Believing in immunity-boosting foods can actually be harmful.

The fact is, many of the foods that carry immune-boosting claims are more expensive than less glamorous healthy staples. Not being able to afford these things can lead to stress, Sweeney says, which ultimately might suppress immune function. 

But the rhetoric is harmful even if you can afford to buy $5 wellness shots and cook recipes loaded with so-called superfoods. “This propaganda that is perpetuated by diet culture is absolutely harmful to anyone, especially those who are working so hard to have a more peaceful relationship with food,” says Crystal Karges, MS, RDN, a San Diego-based dietitian and maternal and child health expert. “This type of thinking around food ignores the bigger picture of health and the other important factors that are necessary for staying well, physically, mentally, and emotionally.” 

Believing that certain “good” foods have immunity-boosting powers while other “bad” foods don’t means that you’ll likely feel guilty when you eat the “bad” ones, or don’t eat enough of the “good” ones. “It’s critical to remember that any stress or anxiety around food that might be caused by food rules (i.e., ‘You should eat this!’ or ‘Don’t eat that!’) is actually far worse for [you] than any one food you could eat,” Karges says. When it comes to your immune system, there’s just no evidence behind these kinds of rules, and too much stress and anxiety can have negative effects on your overall health — including (you guessed it!) suppressing your immune system.

So, what should you do about all of this misinformation floating around? “To the best of your abilities, tune it out,” Sweeney says. Most of us are spending more time on the internet these days, she says, and it’s natural to search for answers on the internet when there’s so much uncertainty everywhere. But don’t be fooled by false claims: “To be quite frank,” Sweeney says, “if there’s anyone on social media or the internet suggesting that there’s a specific food, exercise, or anything that’s going to improve immunity, they’re lying.”

Is there anything productive I can actually do for my immune system? 

The good news is, there are some things you can do to help your whole body, including your immune system, function at its best. Don’t smoke or eat undercooked meat, and do eat fruits and vegetables, get enough sleep, minimize stress, exercise, drink in moderation (or not at all), and wash your hands. And whether you’re relying on canned soup, takeout, or elaborate homemade dinners and baking projects to get you through this pandemic, Sweeney says that the best thing you can do for your immune system is make sure you’re eating enough, at regular intervals, to keep yourself energized and nourished. 

Christine Byrne is a freelance food journalist and former restaurant cook who hopes to make wellness more accessible (and fun!) for everyone.

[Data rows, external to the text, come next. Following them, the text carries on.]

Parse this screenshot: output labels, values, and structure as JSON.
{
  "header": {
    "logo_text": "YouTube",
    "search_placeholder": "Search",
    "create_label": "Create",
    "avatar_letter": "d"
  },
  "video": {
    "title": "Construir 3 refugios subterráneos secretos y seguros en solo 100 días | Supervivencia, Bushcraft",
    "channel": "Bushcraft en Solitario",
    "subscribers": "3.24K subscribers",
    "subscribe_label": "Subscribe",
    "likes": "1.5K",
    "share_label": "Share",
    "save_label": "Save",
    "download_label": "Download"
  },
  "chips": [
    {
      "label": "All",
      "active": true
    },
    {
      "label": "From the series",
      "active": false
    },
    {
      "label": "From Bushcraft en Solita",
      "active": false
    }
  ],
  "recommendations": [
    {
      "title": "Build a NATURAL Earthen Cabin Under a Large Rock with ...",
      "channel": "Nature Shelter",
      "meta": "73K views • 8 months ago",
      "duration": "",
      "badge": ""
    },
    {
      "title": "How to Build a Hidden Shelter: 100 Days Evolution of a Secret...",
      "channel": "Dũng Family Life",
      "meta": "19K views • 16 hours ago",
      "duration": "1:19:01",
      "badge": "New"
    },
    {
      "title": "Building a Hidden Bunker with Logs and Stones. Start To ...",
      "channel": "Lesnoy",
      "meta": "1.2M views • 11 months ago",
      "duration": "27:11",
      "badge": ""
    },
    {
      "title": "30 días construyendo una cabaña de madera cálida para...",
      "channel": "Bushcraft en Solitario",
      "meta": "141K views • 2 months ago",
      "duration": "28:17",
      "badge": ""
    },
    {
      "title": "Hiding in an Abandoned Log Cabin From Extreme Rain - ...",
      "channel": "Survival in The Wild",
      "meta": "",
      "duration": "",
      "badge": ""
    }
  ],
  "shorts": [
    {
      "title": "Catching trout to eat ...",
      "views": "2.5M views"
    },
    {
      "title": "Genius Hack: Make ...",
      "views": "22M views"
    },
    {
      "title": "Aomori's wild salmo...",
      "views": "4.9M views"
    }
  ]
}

She is anti-diet and pro-pizza — but yes, she also loves vegetables. She lives in North Carolina and is currently pursuing a master’s in public health and nutrition.